The harm to benefit ratio of treating mild or moderate hypertension is, in the present state of our ignorance, adverse that is, the probability of harm outweighs the possibility of good. The authors of the Medical Council ResearchTrial, which is the best, if imperfect, evidence available, concluded that if 850 mildly hypertensive patients are given antihypertensive drugs for a year, about one stroke will be prevented. It is, however, impossible to predict which people are most likely to have a stroke if untreated, "so this benefit can be achieved only at the expense of involving a substantial percentage of people in adverse reactions to the drugs, mostly but not all minor".
The likelihood of diagnosing non hypertension increases with age.
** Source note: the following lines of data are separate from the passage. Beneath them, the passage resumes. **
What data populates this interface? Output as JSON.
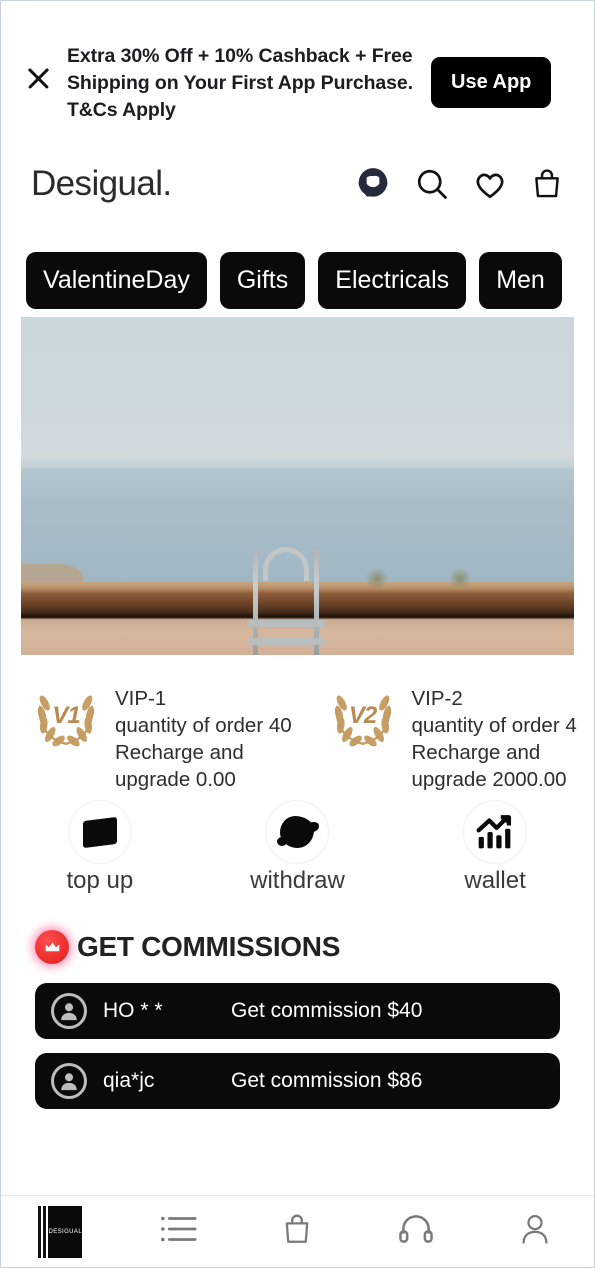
{
  "promo": {
    "close_icon": "close-icon",
    "text": "Extra 30% Off + 10% Cashback + Free Shipping on Your First App Purchase. T&Cs Apply",
    "cta_label": "Use App"
  },
  "header": {
    "brand": "Desigual.",
    "icons": [
      "support-agent-icon",
      "search-icon",
      "heart-icon",
      "shopping-bag-icon"
    ]
  },
  "categories": [
    {
      "label": "ValentineDay"
    },
    {
      "label": "Gifts"
    },
    {
      "label": "Electricals"
    },
    {
      "label": "Men"
    }
  ],
  "hero": {
    "alt": "seaside view with pool ladder over stone wall"
  },
  "vip_levels": [
    {
      "badge_text": "V1",
      "title": "VIP-1",
      "quantity_line": "quantity of order 40",
      "recharge_line": "Recharge and",
      "upgrade_line": "upgrade 0.00"
    },
    {
      "badge_text": "V2",
      "title": "VIP-2",
      "quantity_line": "quantity of order 4",
      "recharge_line": "Recharge and",
      "upgrade_line": "upgrade 2000.00"
    }
  ],
  "actions": [
    {
      "label": "top up",
      "icon": "credit-card-icon"
    },
    {
      "label": "withdraw",
      "icon": "withdraw-icon"
    },
    {
      "label": "wallet",
      "icon": "growth-chart-icon"
    }
  ],
  "commissions": {
    "title": "GET COMMISSIONS",
    "badge_icon": "crown-icon",
    "rows": [
      {
        "user": "HO * *",
        "amount": "Get commission $40"
      },
      {
        "user": "qia*jc",
        "amount": "Get commission $86"
      }
    ]
  },
  "bottom_nav": [
    {
      "name": "home",
      "icon": "desigual-logo-icon",
      "label": "DESIGUAL"
    },
    {
      "name": "categories",
      "icon": "list-icon"
    },
    {
      "name": "cart",
      "icon": "shopping-bag-icon"
    },
    {
      "name": "support",
      "icon": "headset-icon"
    },
    {
      "name": "profile",
      "icon": "user-icon"
    }
  ],
  "colors": {
    "accent_black": "#0a0a0a",
    "vip_gold": "#c49a5e",
    "badge_red": "#e01b1b",
    "page_bg": "#ffffff"
  }
}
Dr F. H. Messerli and others from the Ochsner Clinic in Louisiana (New England Journal of Medicine, 13 June 1985) found that half of 24 hypertensive patients over the age of 65 had "pseudo-hypertension". Pseudo-hypertension is a false alarm caused by increased resistance to compression of the artery by the blood pressure cuff because of hardening of the arterial wall. The difference between cuff pressure and true pressure (as measured by direct intra arterial measurement), ranged from 10 to 54 mm Hg with a mean of 16 mm Hg for both systolic and diastolic pressures. This would suggest that about half the patients over 65 whose mean cuff blood pressure was 180/100 had a true blood pressure of less than 165/85, which is normal for their age and would not justify treatment. If these patients' blood pressure were to be lowered by drugs it would not only be inappropriate and wasteful of resources but would also place these people at the risk of side effects and even of death.
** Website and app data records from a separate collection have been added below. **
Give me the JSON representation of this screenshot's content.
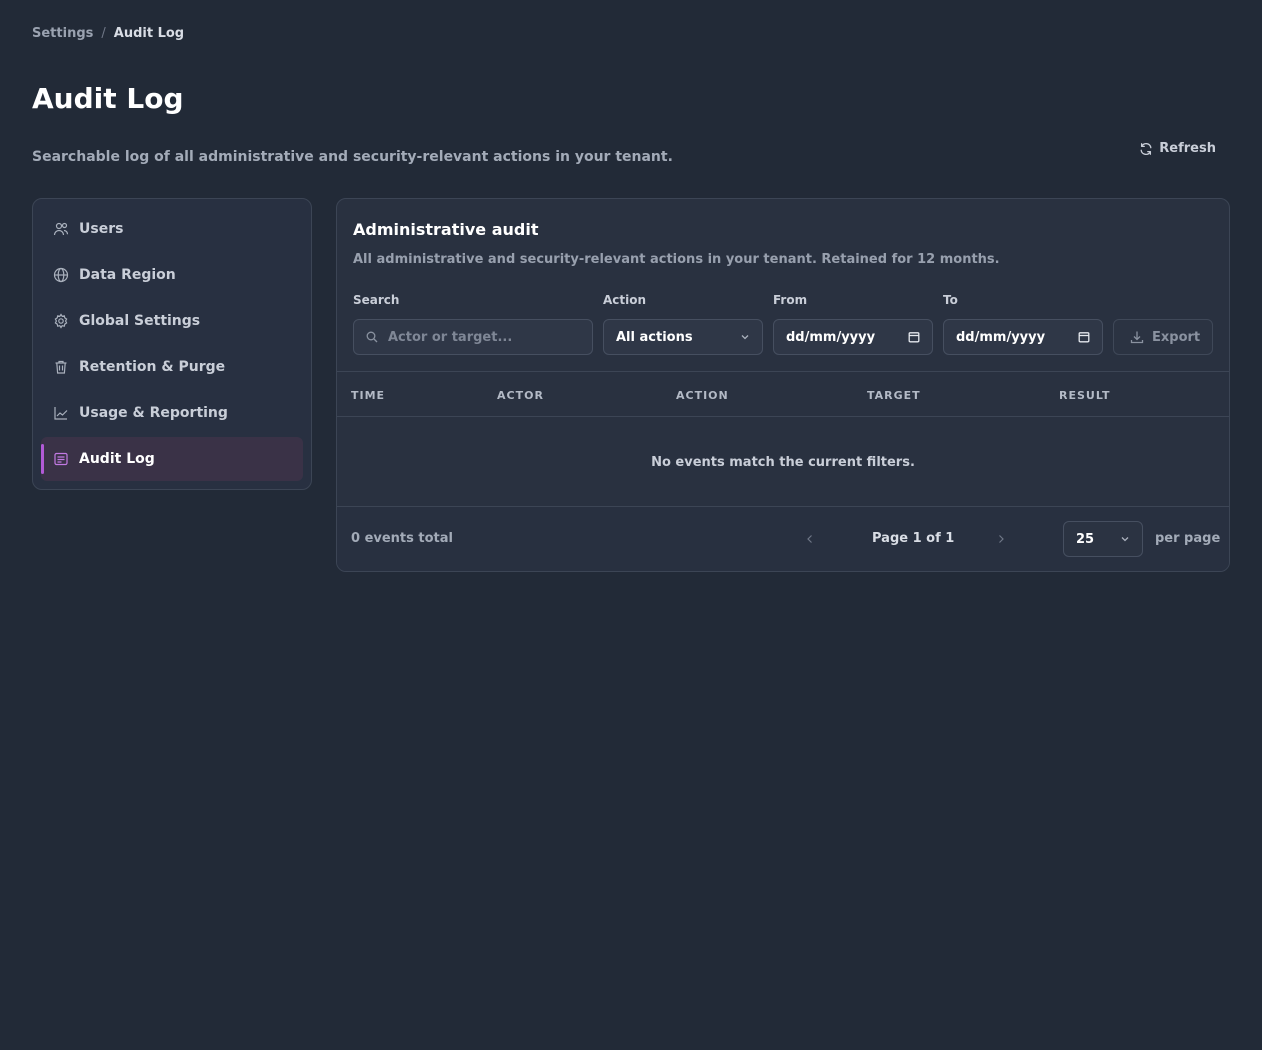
{
  "breadcrumb": {
    "parent": "Settings",
    "separator": "/",
    "current": "Audit Log"
  },
  "page": {
    "title": "Audit Log",
    "subtitle": "Searchable log of all administrative and security-relevant actions in your tenant.",
    "refresh_label": "Refresh"
  },
  "sidebar": {
    "items": [
      {
        "label": "Users",
        "icon": "users-icon",
        "active": false
      },
      {
        "label": "Data Region",
        "icon": "globe-icon",
        "active": false
      },
      {
        "label": "Global Settings",
        "icon": "gear-icon",
        "active": false
      },
      {
        "label": "Retention & Purge",
        "icon": "trash-icon",
        "active": false
      },
      {
        "label": "Usage & Reporting",
        "icon": "chart-icon",
        "active": false
      },
      {
        "label": "Audit Log",
        "icon": "log-icon",
        "active": true
      }
    ]
  },
  "panel": {
    "title": "Administrative audit",
    "description": "All administrative and security-relevant actions in your tenant. Retained for 12 months."
  },
  "filters": {
    "search_label": "Search",
    "search_placeholder": "Actor or target...",
    "action_label": "Action",
    "action_value": "All actions",
    "from_label": "From",
    "from_value": "dd/mm/yyyy",
    "to_label": "To",
    "to_value": "dd/mm/yyyy",
    "export_label": "Export"
  },
  "table": {
    "columns": [
      "TIME",
      "ACTOR",
      "ACTION",
      "TARGET",
      "RESULT"
    ],
    "empty_message": "No events match the current filters."
  },
  "pagination": {
    "total": "0 events total",
    "page_info": "Page 1 of 1",
    "per_page_value": "25",
    "per_page_label": "per page"
  },
  "colors": {
    "background": "#222a37",
    "card": "#293140",
    "accent": "#b25ad6",
    "active_bg": "#3a3247"
  }
}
Those who advocate the identification of risk markers and who believe that coronary heart disease is preventable often cite the North Karelia experiment. North Karelia is a county in Finland, which had the highest known mortality rates from coronary disease. It was decided that there should be a major county wide campaign in North Karelia to reduce risk markers and that the results would be compared with a neighbouring control county, Kuopio. While morality fell in North Karelia, it also fell in Kuopio and in all the other counties of Finland, where there had been no equivalent attempt to alter risk status.
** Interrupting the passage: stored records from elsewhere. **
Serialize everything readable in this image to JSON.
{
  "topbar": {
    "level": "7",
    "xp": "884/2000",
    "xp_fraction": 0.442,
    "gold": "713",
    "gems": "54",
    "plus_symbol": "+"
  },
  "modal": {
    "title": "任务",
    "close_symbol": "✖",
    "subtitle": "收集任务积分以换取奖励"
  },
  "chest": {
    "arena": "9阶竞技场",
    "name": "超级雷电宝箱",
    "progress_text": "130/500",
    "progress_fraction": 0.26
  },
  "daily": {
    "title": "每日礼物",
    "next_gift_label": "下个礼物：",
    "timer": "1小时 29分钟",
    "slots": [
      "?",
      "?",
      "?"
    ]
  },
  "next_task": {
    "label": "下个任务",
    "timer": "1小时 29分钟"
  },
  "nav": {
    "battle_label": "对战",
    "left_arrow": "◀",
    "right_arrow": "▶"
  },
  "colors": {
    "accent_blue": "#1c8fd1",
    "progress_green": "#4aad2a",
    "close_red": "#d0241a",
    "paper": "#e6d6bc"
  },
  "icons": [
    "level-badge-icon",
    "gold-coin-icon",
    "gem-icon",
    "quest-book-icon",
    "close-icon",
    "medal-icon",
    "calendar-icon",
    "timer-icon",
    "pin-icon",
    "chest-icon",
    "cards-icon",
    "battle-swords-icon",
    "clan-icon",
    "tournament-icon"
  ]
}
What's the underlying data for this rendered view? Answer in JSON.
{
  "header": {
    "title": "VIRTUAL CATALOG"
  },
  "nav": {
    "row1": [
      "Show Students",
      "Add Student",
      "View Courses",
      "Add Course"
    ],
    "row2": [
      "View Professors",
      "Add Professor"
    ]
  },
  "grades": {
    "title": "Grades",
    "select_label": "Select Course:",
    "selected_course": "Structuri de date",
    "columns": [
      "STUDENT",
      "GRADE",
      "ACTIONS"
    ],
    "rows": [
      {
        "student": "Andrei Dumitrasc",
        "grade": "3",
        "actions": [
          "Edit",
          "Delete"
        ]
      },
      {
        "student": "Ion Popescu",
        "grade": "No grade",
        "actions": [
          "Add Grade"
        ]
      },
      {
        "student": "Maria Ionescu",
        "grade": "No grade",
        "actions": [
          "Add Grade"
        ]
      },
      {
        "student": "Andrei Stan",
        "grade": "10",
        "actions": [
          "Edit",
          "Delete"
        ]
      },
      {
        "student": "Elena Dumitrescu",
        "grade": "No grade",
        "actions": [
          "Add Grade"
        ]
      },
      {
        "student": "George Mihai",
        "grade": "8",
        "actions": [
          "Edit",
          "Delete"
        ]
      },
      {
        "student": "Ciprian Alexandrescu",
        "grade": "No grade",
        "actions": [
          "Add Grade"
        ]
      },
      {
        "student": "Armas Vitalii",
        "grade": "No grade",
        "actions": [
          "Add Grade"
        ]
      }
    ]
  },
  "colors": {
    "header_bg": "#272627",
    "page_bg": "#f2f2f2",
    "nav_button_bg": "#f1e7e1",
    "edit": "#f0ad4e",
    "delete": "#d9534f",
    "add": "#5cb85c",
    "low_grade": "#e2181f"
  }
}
The other argument which is often used in favour of early intervention is the fall in mortality rates which has occurred in the United States and Australia and some other English speaking countries, and which is ascribed to healthier lifestyle, dietary changes, less smoking, treatment of blood pressure and, maybe, better management of heart attacks. These data are based upon what is written in death certificates. However, a recent careful study in Minnesota showed no change in the rates of heart attacks between 1970 and 1980, a time when national rates were said to be falling. In Sweden, despite a reduction in known "risk factors", coronary mortality in men aged between 40 and 74 is increasing. Another discordant finding is that in a number of countries mortality rates in men and women are moving in opposite directions.
A more probable reason for the failure to show that this disease is preventable is insufficient knowledge about its cause. The long list of risk markers is a tribute to our ignorance, rather than a proof of our knowledge. Coronary disease may not be a single disease; relatively young men's heart attacks may not have the same cause as heart attacks in eighty year old women and both may be different from those people who get heart pain on exertion (angina pectoris) but do not suffer heart attacks.